One of the most important Australian ornithological publications of the nineteenth century, and the first substantial work on natural history published on a commercial scale in Australia.

English-born naturalist, artist and musician Sylvester Diggles arrrived in Sydney at the end of 1853 and settled in Brisbane in January 1855. In 1859 he became one of the founders of the Queensland Philosophical Society, and in 1861 he established the Brisbane Philharmonic Society. Diggles’ principal interests in the natural sciences were ornithology and entomology, and his The ornithology of Australia was first issued in Brisbane as 126 plates in 21 parts, without text, between 1866 and 1870. It is not known how many sets were issued, but unquestionably the number was small. These plates covered about one third of the known bird population of Australia. However, due to lack of funds, Diggles had to discontinue the project. Between 1870 and 1875, bound versions were issued which included descriptive text, and also a title-page either in manuscript or basically printed. There are a few copies known to have a title-page ornately printed in colour, but these all seem to have some variation, as “Diggles evidently used this title-page for copies which he regarded as important” (Pigott, The Bird man of Brisbane : Silvester Diggles and his Ornithology of Australia, 2010, p.110). The work was reissued under a separate title in 1877.

In his book, The Birdman of Brisbane. Louis Pigott concluded after examining many copies of Diggles’ Ornithology that there is no standard copy of the first edition. The present copy has richly coloured plates in the original (not re-drawn) form, suggesting this edition was bound from the original first twenty parts. The text for these parts was printed by Theophilus Parsons Pugh.

Diggles’ motivation in producing his Ornithology was to produce a simpler and far less expensive book on birds than John Gould’s series, one intended for a wider Australian readership (Pigott, p.104). However, he ran into financial difficulty and the project was never completed. By the time the twenty-first part was issued, two years after the twentieth, subscribers had already started to bind the first twenty parts. In his dream of finishing the project, Diggles had initially refused to issue an index and as a result bound copies are to be found with the plates in a variety of orders. They often lack a title page, preface and other preliminaries as well. As Pigott writes: “The early cancellation of many subscriptions and uncertainty about whether further parts would be issued after 1870 have contributed to the variability and incomplete state of copies found today. Most surviving copies lack at least the final twenty-first part, which was issued after a lapse of nearly two years” (ibid. p.71). Diggles said his edition number was 150 but it seems only 60 subscribers lasted the distance to Part 21 (ibid. p.98).
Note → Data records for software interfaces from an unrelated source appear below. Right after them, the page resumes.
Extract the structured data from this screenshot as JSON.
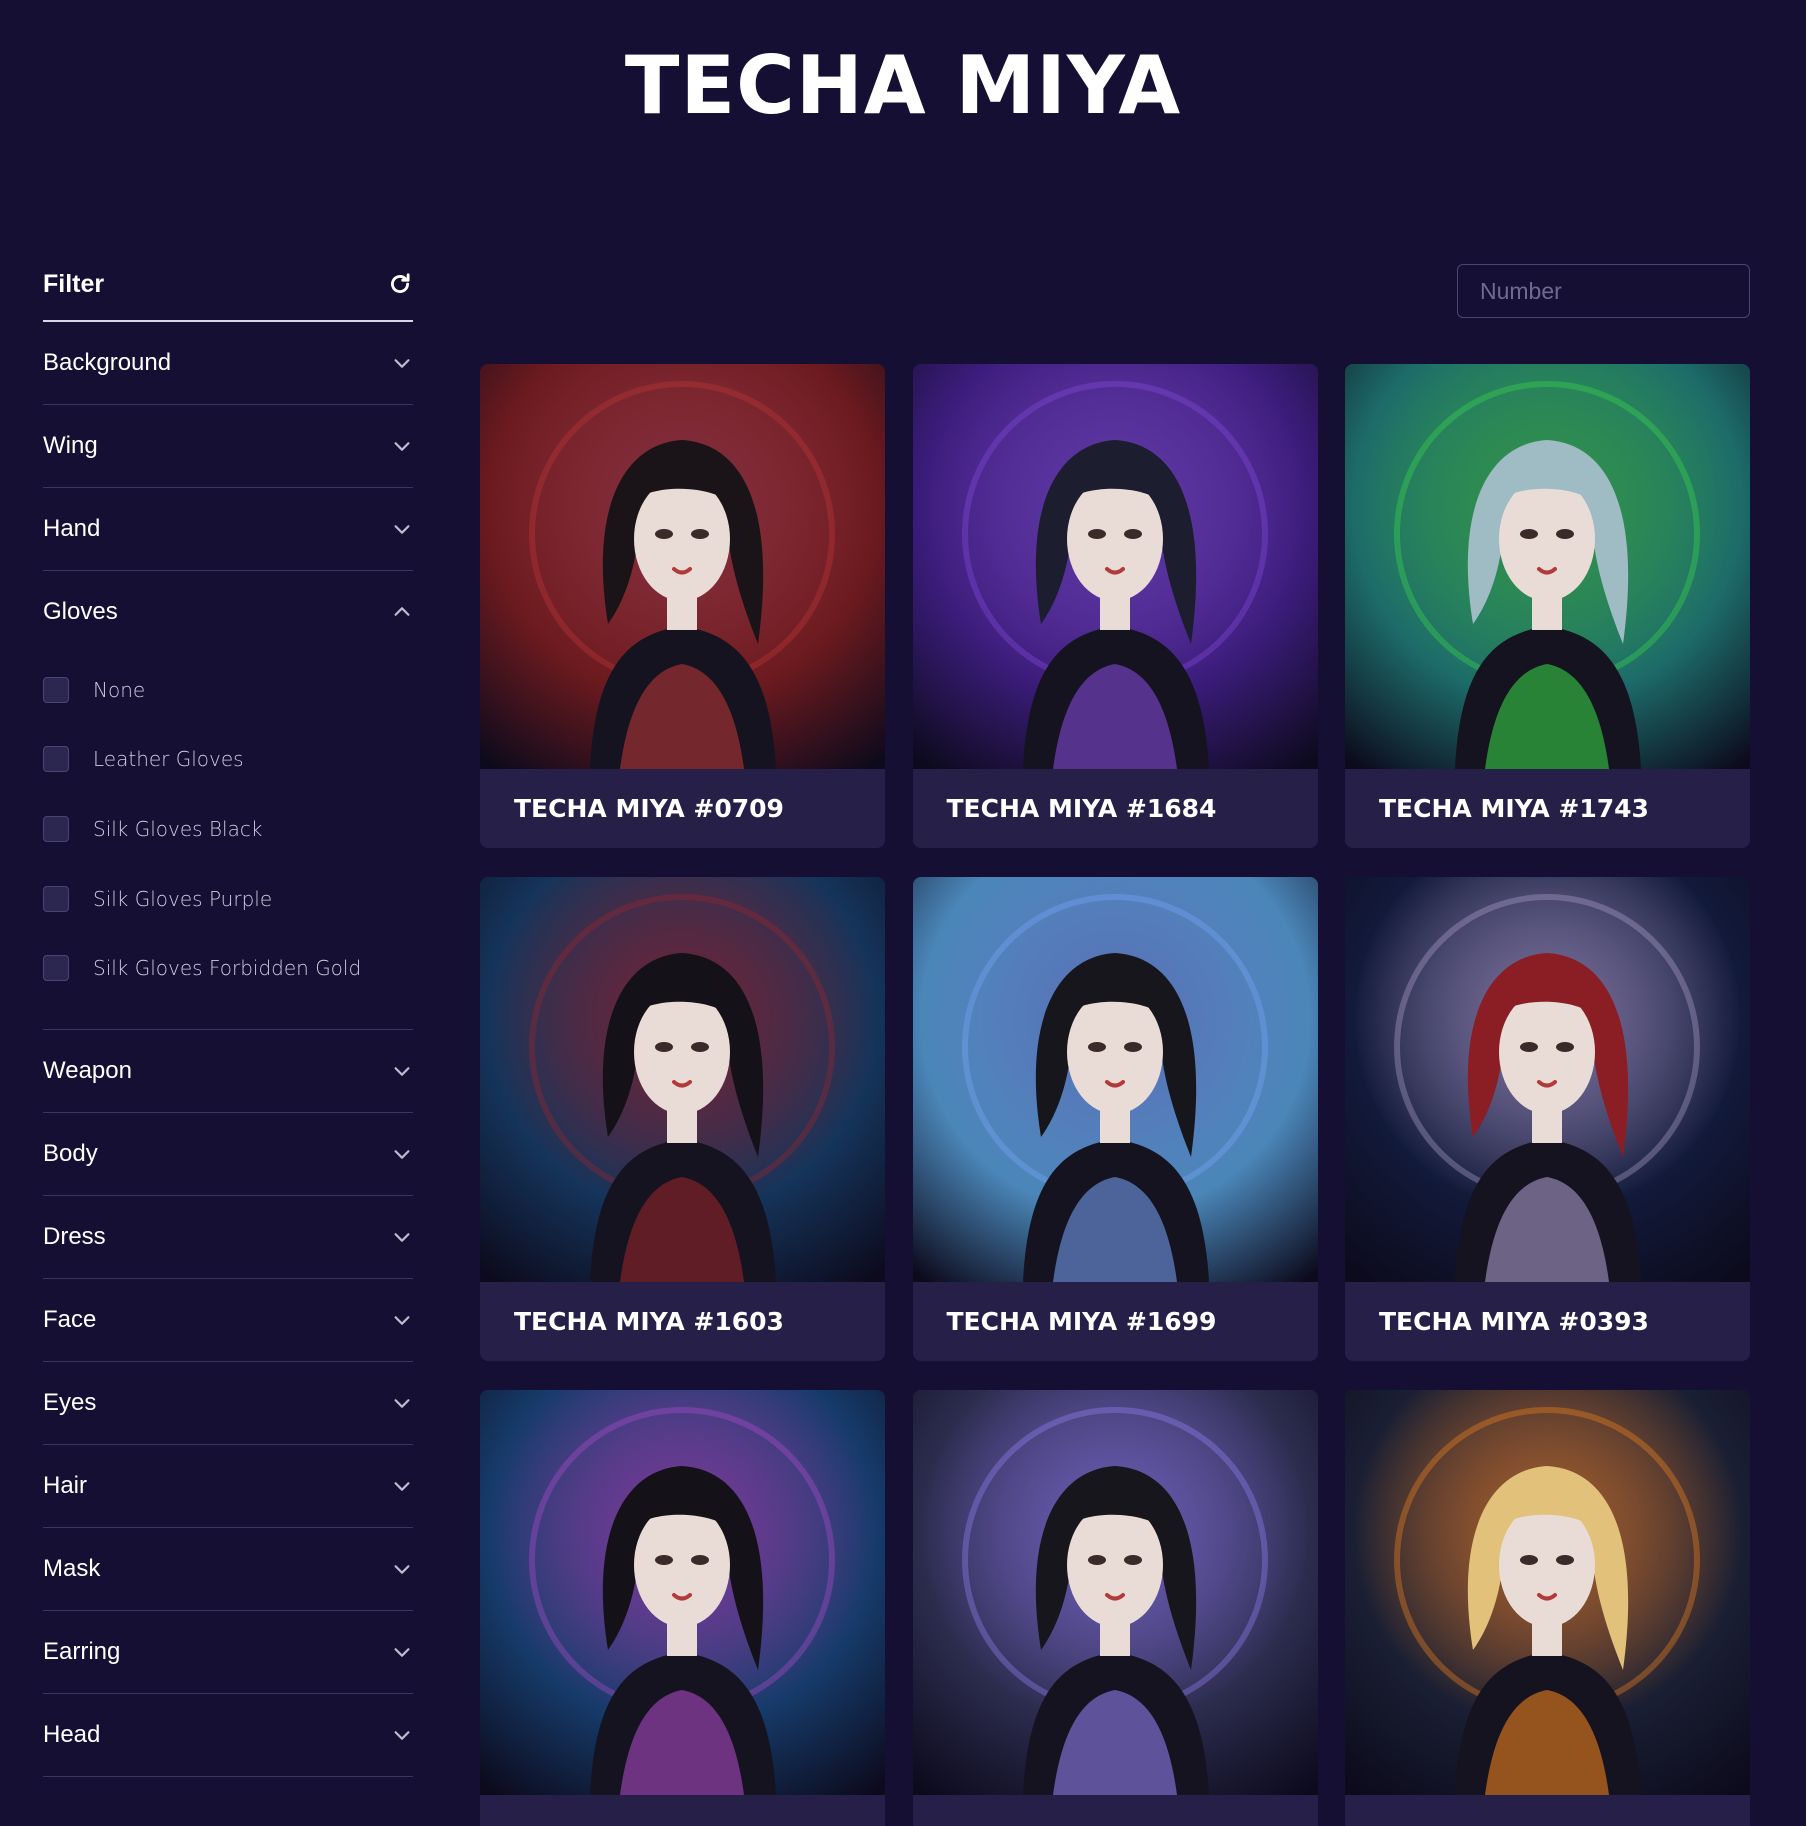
{
  "title": "TECHA MIYA",
  "filter": {
    "title": "Filter",
    "sections": [
      {
        "label": "Background",
        "expanded": false
      },
      {
        "label": "Wing",
        "expanded": false
      },
      {
        "label": "Hand",
        "expanded": false
      },
      {
        "label": "Gloves",
        "expanded": true,
        "options": [
          "None",
          "Leather Gloves",
          "Silk Gloves Black",
          "Silk Gloves Purple",
          "Silk Gloves Forbidden Gold"
        ]
      },
      {
        "label": "Weapon",
        "expanded": false
      },
      {
        "label": "Body",
        "expanded": false
      },
      {
        "label": "Dress",
        "expanded": false
      },
      {
        "label": "Face",
        "expanded": false
      },
      {
        "label": "Eyes",
        "expanded": false
      },
      {
        "label": "Hair",
        "expanded": false
      },
      {
        "label": "Mask",
        "expanded": false
      },
      {
        "label": "Earring",
        "expanded": false
      },
      {
        "label": "Head",
        "expanded": false
      }
    ]
  },
  "search": {
    "placeholder": "Number",
    "value": ""
  },
  "cards": [
    {
      "name": "TECHA MIYA #0709",
      "bg": "#6b1a1e",
      "accent": "#c23a3a",
      "hair": "#1a1418"
    },
    {
      "name": "TECHA MIYA #1684",
      "bg": "#3b1c7a",
      "accent": "#8a4ce6",
      "hair": "#1c1d2e"
    },
    {
      "name": "TECHA MIYA #1743",
      "bg": "#1d6b6a",
      "accent": "#3be04b",
      "hair": "#9fbcc4"
    },
    {
      "name": "TECHA MIYA #1603",
      "bg": "#15345a",
      "accent": "#a1262c",
      "hair": "#141218"
    },
    {
      "name": "TECHA MIYA #1699",
      "bg": "#4a86b8",
      "accent": "#7aa8ff",
      "hair": "#16161c"
    },
    {
      "name": "TECHA MIYA #0393",
      "bg": "#121a3a",
      "accent": "#b6a8d8",
      "hair": "#8a1e24"
    },
    {
      "name": "",
      "bg": "#163b6a",
      "accent": "#b64cd0",
      "hair": "#141218"
    },
    {
      "name": "",
      "bg": "#2c2c4e",
      "accent": "#9a86ff",
      "hair": "#16161c"
    },
    {
      "name": "",
      "bg": "#1a1f33",
      "accent": "#ff8a1c",
      "hair": "#e2c27a"
    }
  ]
}
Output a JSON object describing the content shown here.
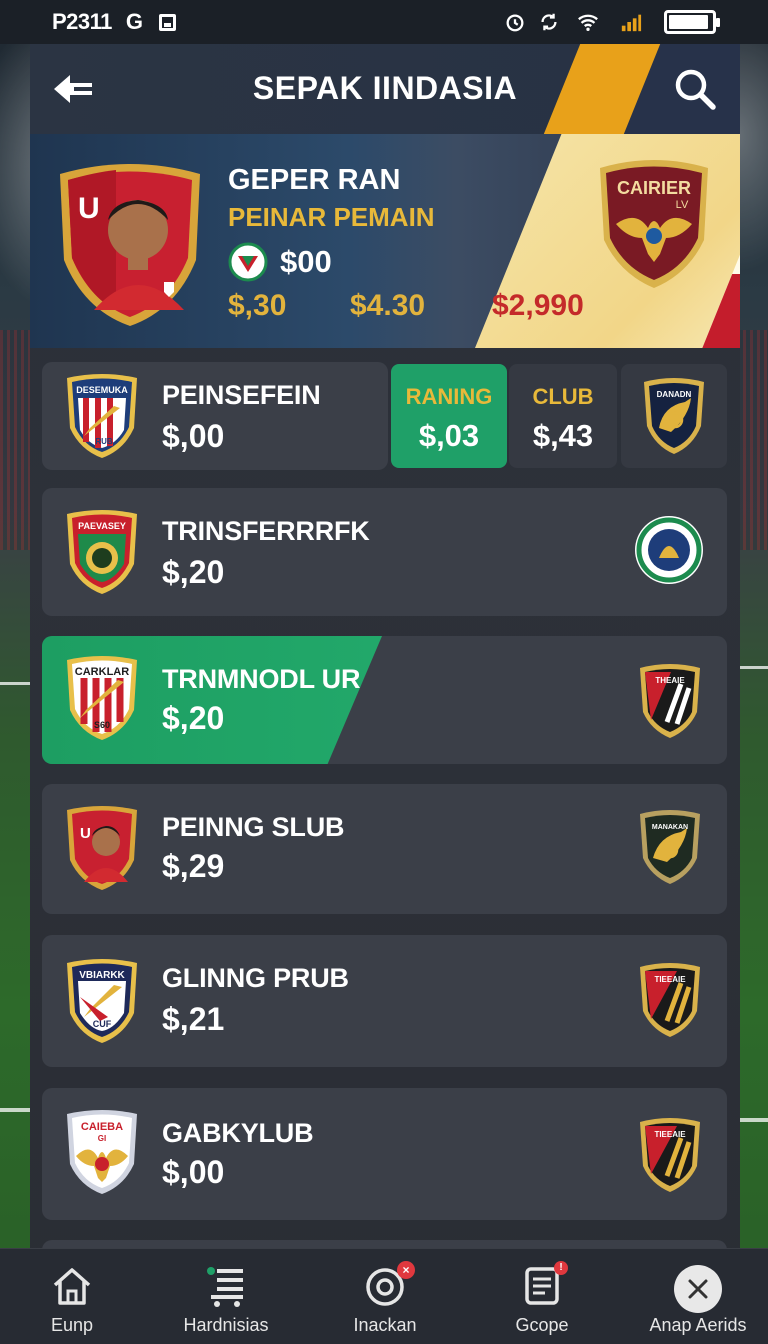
{
  "status_bar": {
    "time": "P2311",
    "carrier_icon": "G",
    "icons": [
      "screenshot-icon",
      "alarm-icon",
      "sync-icon",
      "wifi-icon",
      "battery-icon"
    ],
    "battery_level": 0.85
  },
  "header": {
    "title": "SEPAK IINDASIA",
    "back_icon": "back-arrow-icon",
    "search_icon": "search-icon"
  },
  "hero": {
    "player_name": "GEPER RAN",
    "subtitle": "PEINAR PEMAIN",
    "coin_value": "$00",
    "price_1": "$,30",
    "price_2": "$4.30",
    "price_3": "$2,990",
    "player_badge_text": "U",
    "club_crest_text": "CAIRIER",
    "club_crest_sub": "LV",
    "colors": {
      "gold": "#e2b33d",
      "red": "#c42a2a",
      "accent": "#e8a11a"
    }
  },
  "first_row": {
    "logo_text": "DESEMUKA",
    "logo_sub": "RUB",
    "title": "PEINSEFEIN",
    "price": "$,00",
    "tabs": [
      {
        "label": "RANING",
        "value": "$,03",
        "active": true
      },
      {
        "label": "CLUB",
        "value": "$,43",
        "active": false
      }
    ],
    "side_badge_text": "DANADN"
  },
  "rows": [
    {
      "title": "TRINSFERRRFK",
      "price": "$,20",
      "logo_text": "PAEVASEY",
      "badge_text": "",
      "highlighted": false
    },
    {
      "title": "TRNMNODL UR",
      "price": "$,20",
      "logo_text": "CARKLAR",
      "logo_sub": "S60",
      "badge_text": "THEAIE",
      "highlighted": true
    },
    {
      "title": "PEINNG SLUB",
      "price": "$,29",
      "logo_text": "U",
      "badge_text": "MANAKAN",
      "highlighted": false
    },
    {
      "title": "GLINNG PRUB",
      "price": "$,21",
      "logo_text": "VBIARKK",
      "logo_sub": "CUF",
      "badge_text": "TIEEAIE",
      "highlighted": false
    },
    {
      "title": "GABKYLUB",
      "price": "$,00",
      "logo_text": "CAIEBA",
      "logo_sub": "GI",
      "badge_text": "TIEEAIE",
      "highlighted": false
    }
  ],
  "bottom_nav": [
    {
      "label": "Eunp",
      "icon": "home-icon"
    },
    {
      "label": "Hardnisias",
      "icon": "list-cart-icon"
    },
    {
      "label": "Inackan",
      "icon": "target-icon",
      "badge": "×"
    },
    {
      "label": "Gcope",
      "icon": "document-icon",
      "badge": "!"
    },
    {
      "label": "Anap Aerids",
      "icon": "close-icon"
    }
  ]
}
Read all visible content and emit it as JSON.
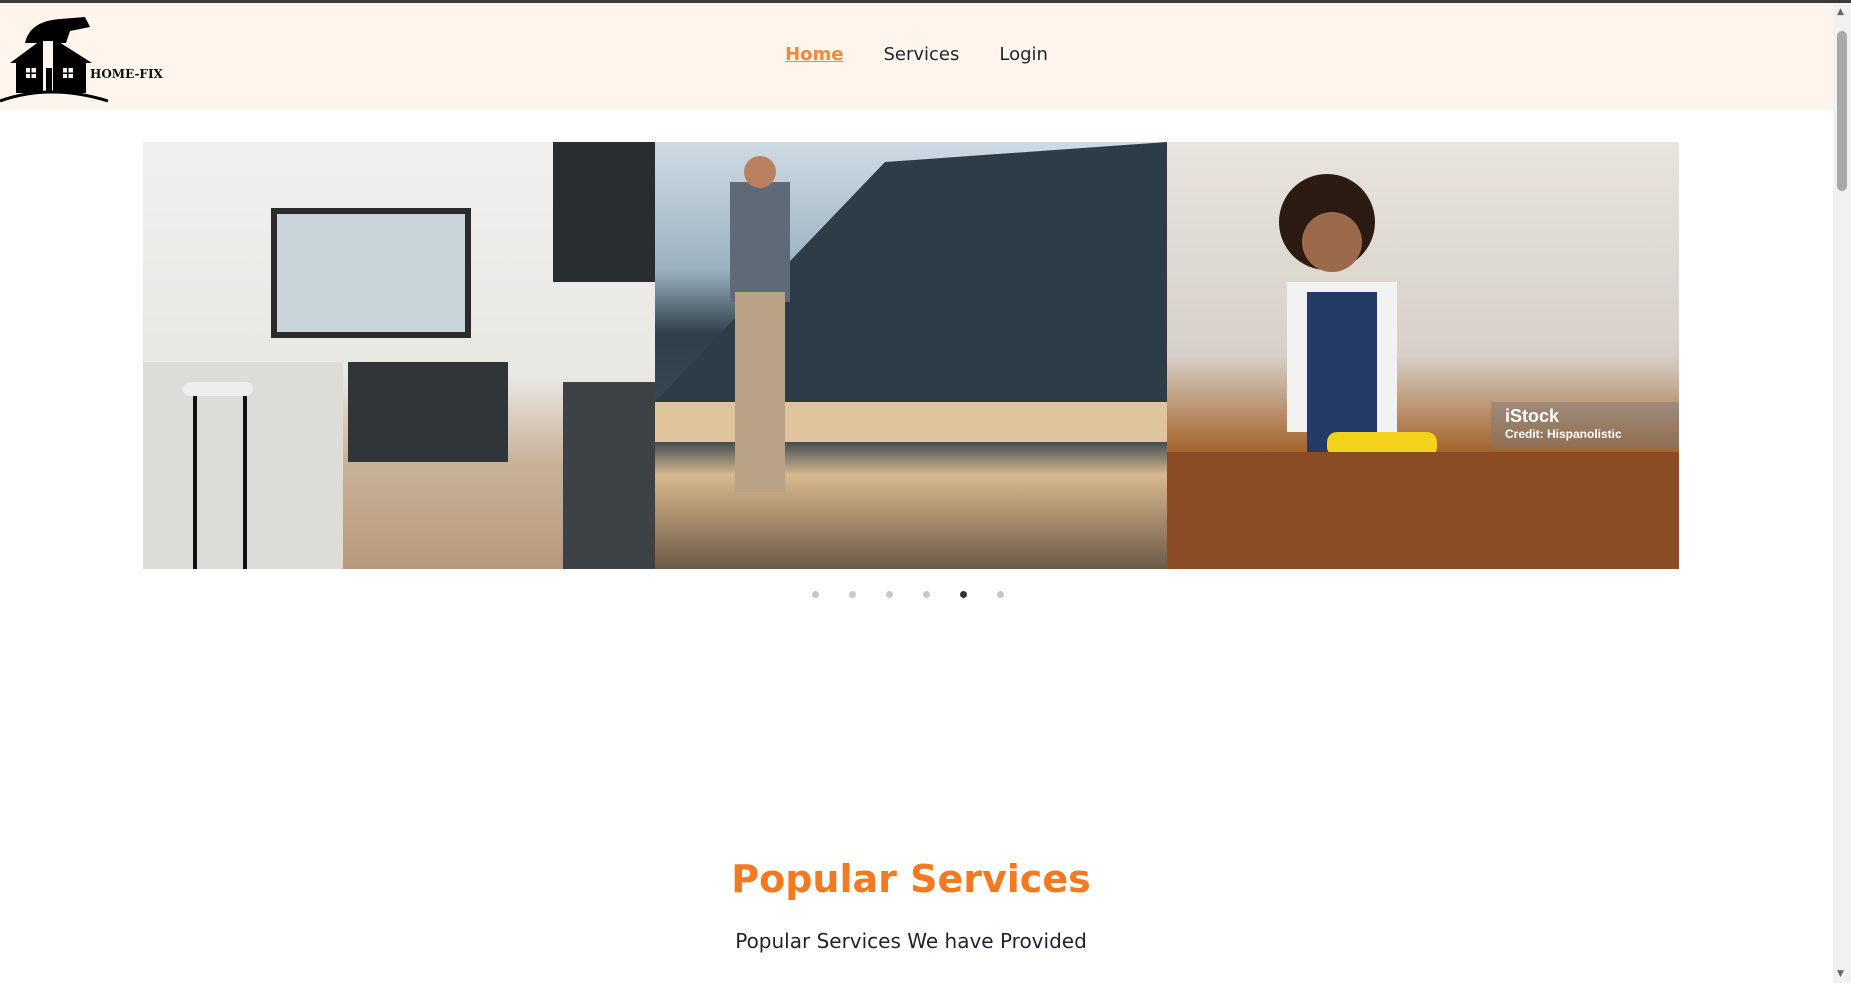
{
  "brand": {
    "name": "HOME-FIX"
  },
  "nav": {
    "items": [
      {
        "label": "Home",
        "active": true
      },
      {
        "label": "Services"
      },
      {
        "label": "Login"
      }
    ]
  },
  "carousel": {
    "watermark": {
      "brand": "iStock",
      "credit": "Credit: Hispanolistic"
    },
    "dot_count": 6,
    "active_index": 4
  },
  "popular": {
    "title": "Popular Services",
    "subtitle": "Popular Services We have Provided"
  },
  "colors": {
    "accent": "#f47920",
    "header_bg": "#fff5ec"
  }
}
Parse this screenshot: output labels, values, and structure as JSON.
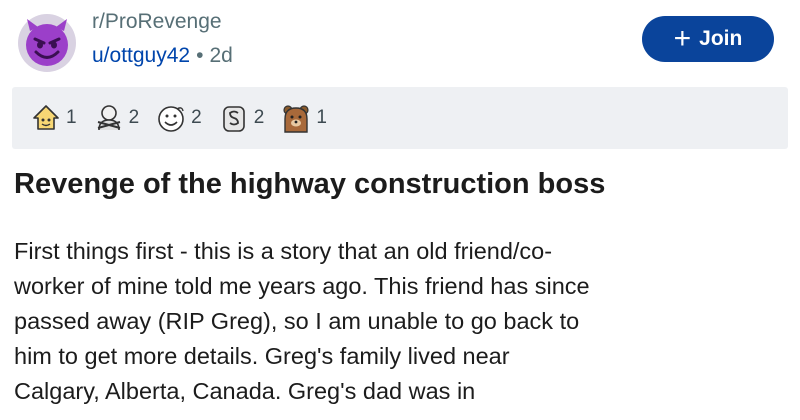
{
  "post": {
    "subreddit": "r/ProRevenge",
    "author": "u/ottguy42",
    "separator": "•",
    "age": "2d",
    "join_label": "Join",
    "join_icon": "+",
    "awards": [
      {
        "icon": "wholesome-award-icon",
        "count": "1"
      },
      {
        "icon": "hugz-award-icon",
        "count": "2"
      },
      {
        "icon": "helpful-award-icon",
        "count": "2"
      },
      {
        "icon": "silver-award-icon",
        "count": "2"
      },
      {
        "icon": "bear-award-icon",
        "count": "1"
      }
    ],
    "title": "Revenge of the highway construction boss",
    "body_lines": [
      "First things first - this is a story that an old friend/co-",
      "worker of mine told me years ago. This friend has since",
      "passed away (RIP Greg), so I am unable to go back to",
      "him to get more details. Greg's family lived near",
      "Calgary, Alberta, Canada. Greg's dad was in"
    ]
  },
  "colors": {
    "join_button": "#0a449b",
    "awards_bar": "#eef0f3",
    "meta_text": "#576f76",
    "author_link": "#0045ac"
  }
}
Rare; only three complete sets recorded at auction in the past 70 years.

Ferguson 9146, 9147, 9148; Nissen IVB, 247; Pigott, L. J. (2010), pp. 149 – 165